__Work required__: Using the records that follow, count the lines containing the word "Physics" and give that number only.
___ Entries shown ___
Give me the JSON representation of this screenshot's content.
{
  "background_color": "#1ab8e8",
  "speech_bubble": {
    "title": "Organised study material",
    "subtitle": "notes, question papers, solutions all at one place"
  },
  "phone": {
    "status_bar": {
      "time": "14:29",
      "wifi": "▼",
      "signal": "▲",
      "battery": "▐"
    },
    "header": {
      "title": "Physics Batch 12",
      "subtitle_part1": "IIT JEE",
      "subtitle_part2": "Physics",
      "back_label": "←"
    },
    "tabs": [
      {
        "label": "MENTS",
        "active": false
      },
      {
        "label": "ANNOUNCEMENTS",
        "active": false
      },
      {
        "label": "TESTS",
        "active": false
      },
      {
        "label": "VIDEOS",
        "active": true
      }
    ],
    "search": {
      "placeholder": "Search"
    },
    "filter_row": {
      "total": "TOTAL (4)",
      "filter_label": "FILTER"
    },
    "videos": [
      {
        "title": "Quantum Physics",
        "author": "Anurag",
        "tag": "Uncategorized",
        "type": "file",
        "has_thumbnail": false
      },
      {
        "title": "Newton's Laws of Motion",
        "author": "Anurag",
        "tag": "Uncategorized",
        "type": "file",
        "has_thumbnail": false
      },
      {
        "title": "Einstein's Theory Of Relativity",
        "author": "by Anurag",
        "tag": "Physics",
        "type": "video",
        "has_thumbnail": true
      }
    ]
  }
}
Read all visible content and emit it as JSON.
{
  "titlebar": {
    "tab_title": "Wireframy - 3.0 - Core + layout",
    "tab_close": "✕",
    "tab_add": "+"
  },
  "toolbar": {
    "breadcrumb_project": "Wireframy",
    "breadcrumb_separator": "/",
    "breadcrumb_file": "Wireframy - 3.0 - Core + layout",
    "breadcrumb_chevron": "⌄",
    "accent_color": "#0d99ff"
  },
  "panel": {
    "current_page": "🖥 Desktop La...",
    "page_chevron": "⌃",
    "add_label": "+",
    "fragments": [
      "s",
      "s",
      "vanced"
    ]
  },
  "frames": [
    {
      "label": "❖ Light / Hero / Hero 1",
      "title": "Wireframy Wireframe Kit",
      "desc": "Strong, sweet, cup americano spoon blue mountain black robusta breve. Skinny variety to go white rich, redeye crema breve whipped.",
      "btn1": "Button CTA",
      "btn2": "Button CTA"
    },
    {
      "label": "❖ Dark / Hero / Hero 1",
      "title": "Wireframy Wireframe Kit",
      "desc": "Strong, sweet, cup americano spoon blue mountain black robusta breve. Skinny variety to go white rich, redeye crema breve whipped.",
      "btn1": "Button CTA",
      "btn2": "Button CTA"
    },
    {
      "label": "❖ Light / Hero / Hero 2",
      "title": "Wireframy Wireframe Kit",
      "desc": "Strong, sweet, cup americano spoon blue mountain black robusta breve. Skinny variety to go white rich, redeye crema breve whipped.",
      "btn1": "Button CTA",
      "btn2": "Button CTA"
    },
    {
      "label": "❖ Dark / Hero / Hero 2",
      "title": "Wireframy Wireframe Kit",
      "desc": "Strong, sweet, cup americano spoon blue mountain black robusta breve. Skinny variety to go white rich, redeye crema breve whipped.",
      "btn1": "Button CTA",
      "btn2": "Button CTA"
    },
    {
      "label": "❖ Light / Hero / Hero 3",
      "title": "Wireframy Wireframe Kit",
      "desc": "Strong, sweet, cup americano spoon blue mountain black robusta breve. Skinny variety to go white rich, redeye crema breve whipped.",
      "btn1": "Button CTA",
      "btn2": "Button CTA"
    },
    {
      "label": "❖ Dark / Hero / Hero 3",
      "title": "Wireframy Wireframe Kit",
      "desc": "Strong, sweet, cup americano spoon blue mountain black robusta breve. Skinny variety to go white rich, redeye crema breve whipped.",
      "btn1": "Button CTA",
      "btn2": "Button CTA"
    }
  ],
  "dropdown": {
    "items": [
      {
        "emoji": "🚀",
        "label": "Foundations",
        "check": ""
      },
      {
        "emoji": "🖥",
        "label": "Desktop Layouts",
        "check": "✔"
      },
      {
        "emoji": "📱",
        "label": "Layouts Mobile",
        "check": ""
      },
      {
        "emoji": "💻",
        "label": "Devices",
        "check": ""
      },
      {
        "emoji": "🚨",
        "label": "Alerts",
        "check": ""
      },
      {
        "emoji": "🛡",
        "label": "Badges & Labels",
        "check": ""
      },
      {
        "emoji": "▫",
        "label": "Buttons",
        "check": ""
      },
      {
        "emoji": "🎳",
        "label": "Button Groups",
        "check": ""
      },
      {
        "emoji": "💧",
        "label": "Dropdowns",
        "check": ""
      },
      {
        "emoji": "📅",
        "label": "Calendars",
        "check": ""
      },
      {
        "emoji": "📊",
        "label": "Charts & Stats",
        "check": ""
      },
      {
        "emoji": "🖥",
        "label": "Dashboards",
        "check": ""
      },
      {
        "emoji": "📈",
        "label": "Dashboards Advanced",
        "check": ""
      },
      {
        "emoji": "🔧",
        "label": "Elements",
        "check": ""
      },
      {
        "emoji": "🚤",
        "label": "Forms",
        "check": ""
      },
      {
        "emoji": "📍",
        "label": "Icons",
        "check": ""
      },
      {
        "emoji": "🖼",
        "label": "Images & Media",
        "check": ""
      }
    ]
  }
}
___
__Finished exercise__: 4